“For Whom the Bells Toll”
Another short documentary filmed during the official ceremony of the killed soldiers of the National Defence Army in Damascus in 2013. The title is inspired by Ernest Hemingway’s novel with the same name, which was published in 1940. This film won the Experimental Documentaries Award. The filmmaker wishes to remain anonymous.

The awards jury consisted of several renowned Syrian artists: filmmaker Talal Derki, painter and video artist Khalil Younes, and writer and director Ziad Adwan. The festival has also given away six grants through its programme “Shoot Me”, looking to help young filmmakers to produce their films. The grants committee consisted of Maiar al-Roumi, a Syrian filmmaker, Lina Sinjab, a Syrian journalist and filmmaker, and Alma Salem, regional manager for art and cultural projects at the British Cultural Centre. The workshops aimed at providing young citizen journalists and filmmakers with the tools and skills to launch their own mobile phone camera projects.

Syria’s Mobile Phone Films Festival launched its international tour in Bradford, UK, with screenings of the participating films on 28 November 2014. The festival will also have several screenings on the sideline of the “Civil Resistance Tools” exhibition at Fuse Gallery in France, Belgium, Germany, and Washington. There will be other screenings announced later on.

Syria’s Mobile Phone Films Festival will announce a call for submissions for its second awards festival in January 2015.

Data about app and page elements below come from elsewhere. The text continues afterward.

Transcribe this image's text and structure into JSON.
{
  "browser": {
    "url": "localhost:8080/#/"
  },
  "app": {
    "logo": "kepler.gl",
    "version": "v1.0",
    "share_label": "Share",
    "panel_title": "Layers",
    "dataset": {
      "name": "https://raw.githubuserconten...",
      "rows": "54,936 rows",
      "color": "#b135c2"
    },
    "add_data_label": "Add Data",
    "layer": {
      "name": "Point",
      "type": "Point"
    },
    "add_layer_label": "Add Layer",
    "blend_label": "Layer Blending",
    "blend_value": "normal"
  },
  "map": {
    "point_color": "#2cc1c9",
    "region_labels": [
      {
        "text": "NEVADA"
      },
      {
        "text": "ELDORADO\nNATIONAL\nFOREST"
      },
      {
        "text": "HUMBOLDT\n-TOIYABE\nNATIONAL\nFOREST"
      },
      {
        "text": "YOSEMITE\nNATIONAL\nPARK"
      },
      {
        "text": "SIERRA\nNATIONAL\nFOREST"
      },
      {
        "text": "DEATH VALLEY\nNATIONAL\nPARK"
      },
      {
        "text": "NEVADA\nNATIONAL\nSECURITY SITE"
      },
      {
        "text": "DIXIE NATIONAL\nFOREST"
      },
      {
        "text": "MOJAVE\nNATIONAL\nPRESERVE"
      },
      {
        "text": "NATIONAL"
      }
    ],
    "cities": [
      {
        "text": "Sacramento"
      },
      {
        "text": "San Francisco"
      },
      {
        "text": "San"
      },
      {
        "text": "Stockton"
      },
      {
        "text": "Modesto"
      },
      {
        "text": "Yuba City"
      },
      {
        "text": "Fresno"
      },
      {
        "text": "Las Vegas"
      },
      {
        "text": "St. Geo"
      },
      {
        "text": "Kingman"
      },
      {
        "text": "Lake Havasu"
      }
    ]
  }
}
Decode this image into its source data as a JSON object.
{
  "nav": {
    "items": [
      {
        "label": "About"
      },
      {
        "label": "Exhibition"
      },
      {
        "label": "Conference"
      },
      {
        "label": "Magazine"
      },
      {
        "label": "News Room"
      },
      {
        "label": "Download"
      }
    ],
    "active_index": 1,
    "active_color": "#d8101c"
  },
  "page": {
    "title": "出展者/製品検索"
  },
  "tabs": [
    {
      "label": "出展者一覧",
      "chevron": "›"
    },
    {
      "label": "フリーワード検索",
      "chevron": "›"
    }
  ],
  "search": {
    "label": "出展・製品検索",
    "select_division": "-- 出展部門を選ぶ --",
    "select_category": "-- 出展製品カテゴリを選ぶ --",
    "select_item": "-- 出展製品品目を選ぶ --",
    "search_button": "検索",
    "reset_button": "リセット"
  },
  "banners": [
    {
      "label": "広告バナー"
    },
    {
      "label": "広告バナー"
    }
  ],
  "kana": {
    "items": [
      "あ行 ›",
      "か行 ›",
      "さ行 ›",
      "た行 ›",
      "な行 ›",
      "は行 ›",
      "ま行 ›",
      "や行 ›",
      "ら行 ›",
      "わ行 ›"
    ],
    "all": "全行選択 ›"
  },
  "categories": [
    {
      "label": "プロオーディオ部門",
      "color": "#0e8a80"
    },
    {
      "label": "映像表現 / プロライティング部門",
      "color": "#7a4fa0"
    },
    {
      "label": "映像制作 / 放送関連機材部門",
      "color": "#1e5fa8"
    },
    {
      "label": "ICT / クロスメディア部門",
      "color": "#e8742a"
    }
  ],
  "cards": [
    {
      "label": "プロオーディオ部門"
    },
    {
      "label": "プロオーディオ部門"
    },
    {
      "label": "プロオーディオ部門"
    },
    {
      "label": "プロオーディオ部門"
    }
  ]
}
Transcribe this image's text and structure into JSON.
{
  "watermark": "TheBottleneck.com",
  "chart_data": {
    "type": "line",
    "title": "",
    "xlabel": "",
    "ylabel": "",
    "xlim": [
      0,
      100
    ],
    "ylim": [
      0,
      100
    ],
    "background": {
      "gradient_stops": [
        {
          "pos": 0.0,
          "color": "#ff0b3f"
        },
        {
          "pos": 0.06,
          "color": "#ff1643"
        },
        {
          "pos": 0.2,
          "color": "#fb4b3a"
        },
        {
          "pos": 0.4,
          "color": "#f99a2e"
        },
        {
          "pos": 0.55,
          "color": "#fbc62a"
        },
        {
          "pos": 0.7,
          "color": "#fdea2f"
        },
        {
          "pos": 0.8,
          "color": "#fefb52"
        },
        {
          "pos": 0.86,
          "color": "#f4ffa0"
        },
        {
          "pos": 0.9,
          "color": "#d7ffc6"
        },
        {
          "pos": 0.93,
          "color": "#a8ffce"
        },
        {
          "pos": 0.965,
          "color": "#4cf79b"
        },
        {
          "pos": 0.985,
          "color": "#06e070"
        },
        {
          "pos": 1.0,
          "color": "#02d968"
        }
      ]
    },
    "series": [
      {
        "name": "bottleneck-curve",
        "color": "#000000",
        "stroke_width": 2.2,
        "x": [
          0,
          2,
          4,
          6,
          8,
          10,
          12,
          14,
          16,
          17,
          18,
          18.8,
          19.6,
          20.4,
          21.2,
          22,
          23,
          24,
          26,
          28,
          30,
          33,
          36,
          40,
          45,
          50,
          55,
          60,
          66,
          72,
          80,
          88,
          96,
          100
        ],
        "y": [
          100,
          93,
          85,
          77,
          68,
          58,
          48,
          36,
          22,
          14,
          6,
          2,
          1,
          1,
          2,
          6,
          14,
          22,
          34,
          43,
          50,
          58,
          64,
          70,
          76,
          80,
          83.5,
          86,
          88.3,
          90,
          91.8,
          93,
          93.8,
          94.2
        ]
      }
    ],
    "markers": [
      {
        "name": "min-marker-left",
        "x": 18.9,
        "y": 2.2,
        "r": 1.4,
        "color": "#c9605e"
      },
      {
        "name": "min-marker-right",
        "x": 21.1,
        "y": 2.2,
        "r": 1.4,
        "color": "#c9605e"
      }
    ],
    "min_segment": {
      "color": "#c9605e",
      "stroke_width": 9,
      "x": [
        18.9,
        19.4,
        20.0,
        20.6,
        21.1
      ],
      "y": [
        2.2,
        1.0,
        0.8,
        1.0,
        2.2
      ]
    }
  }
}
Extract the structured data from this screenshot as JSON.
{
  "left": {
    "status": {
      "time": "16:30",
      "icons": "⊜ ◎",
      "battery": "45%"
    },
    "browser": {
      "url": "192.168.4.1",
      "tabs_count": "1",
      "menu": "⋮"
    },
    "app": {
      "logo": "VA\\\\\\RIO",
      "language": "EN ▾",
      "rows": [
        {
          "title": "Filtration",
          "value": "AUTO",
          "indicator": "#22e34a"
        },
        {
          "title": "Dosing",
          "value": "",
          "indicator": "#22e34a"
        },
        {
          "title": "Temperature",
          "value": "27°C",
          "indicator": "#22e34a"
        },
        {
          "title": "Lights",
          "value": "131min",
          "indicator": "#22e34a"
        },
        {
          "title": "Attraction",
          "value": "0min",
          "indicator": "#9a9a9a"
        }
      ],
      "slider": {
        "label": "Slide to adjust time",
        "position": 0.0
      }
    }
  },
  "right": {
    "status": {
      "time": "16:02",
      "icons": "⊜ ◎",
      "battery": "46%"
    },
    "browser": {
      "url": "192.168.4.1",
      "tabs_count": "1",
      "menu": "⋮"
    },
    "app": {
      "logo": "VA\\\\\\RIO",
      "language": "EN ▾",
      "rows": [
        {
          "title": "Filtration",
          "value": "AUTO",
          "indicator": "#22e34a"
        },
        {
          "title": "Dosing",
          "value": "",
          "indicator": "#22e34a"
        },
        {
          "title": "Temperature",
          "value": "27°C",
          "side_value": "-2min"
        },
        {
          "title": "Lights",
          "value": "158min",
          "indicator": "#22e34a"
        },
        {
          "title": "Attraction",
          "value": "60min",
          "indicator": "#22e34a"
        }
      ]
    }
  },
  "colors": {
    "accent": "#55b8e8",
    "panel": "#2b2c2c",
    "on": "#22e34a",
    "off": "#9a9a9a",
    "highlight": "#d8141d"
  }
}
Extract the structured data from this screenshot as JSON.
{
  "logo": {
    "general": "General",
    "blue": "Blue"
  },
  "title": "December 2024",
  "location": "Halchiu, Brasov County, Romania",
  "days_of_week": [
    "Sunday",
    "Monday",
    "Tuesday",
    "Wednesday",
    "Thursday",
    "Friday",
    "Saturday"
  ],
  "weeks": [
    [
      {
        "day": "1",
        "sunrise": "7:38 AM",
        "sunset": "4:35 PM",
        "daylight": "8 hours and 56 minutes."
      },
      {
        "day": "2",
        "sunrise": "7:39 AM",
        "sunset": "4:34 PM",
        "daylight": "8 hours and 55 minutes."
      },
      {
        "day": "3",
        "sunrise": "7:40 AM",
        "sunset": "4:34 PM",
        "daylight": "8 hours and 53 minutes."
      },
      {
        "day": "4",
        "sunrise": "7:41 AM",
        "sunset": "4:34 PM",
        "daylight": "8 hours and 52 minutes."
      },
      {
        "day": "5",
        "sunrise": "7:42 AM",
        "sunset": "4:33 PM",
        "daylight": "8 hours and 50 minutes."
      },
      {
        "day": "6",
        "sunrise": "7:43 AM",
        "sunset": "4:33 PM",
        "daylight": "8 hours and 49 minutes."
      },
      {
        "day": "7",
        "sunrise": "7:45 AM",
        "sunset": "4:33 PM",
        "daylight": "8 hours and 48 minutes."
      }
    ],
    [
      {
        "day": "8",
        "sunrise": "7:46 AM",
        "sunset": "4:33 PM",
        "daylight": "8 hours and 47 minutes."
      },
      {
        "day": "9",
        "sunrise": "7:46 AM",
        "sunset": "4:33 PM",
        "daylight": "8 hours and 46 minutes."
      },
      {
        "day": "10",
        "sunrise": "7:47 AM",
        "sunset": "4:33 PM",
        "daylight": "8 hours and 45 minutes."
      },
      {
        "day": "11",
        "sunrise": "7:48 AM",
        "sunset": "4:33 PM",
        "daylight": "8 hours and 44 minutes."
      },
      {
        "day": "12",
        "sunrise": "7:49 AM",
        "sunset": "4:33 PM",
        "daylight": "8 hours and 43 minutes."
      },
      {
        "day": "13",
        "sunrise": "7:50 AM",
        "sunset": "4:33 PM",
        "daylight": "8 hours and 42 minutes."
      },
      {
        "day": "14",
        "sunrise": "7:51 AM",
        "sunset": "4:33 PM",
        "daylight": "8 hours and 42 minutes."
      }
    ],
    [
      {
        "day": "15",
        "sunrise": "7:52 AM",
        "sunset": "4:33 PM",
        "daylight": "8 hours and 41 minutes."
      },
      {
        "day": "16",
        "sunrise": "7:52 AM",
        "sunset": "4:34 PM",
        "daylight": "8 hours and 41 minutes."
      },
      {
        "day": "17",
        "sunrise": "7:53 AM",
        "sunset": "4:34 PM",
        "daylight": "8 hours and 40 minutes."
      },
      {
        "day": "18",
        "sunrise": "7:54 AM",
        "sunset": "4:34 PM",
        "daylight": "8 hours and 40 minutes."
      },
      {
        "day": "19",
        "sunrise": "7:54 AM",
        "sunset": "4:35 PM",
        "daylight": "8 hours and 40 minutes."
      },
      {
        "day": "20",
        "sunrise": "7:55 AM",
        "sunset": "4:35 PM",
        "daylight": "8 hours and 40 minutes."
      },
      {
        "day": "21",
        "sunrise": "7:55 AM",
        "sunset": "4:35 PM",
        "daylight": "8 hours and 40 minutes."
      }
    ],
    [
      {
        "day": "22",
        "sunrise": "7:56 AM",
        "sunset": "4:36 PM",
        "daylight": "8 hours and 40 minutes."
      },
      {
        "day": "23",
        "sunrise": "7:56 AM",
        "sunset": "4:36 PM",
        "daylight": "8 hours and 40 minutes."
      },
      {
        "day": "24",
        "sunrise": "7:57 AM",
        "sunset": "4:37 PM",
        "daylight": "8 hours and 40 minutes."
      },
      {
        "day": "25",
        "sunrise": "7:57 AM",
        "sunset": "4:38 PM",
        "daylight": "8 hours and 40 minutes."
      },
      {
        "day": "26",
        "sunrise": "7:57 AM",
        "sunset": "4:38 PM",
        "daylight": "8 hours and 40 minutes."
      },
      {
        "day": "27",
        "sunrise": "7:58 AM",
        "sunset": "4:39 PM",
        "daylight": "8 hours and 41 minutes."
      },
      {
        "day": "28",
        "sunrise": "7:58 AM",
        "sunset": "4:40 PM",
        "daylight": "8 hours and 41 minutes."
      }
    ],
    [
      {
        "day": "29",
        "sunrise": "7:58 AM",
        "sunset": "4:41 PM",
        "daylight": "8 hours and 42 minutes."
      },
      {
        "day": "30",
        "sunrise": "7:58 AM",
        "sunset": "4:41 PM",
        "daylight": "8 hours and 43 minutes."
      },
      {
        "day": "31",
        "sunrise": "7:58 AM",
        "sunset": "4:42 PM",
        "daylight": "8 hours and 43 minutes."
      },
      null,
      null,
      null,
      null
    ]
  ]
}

Joshka Wessels
Joshka is a post-doc in Peace and Conflict Studies for the Centre for Resolution of International Conflicts at the University of Copenhagen. Her current work focuses on audiovisual media and the role of YouTube videos in the collective memory of the Syrian uprisings. She lived in rural Syria from 1997 to 2002 conducting fieldwork on collective action at the community level for the rehabilitation of ancient water systems. She has also become an established documentary filmmaker with work on the Arab World, Iran, Iraq, Pakistan and Uganda, Sudan, and Kenya that has been broadcast on BBC world and Al Jazeera English.
blog comments powered by Disqus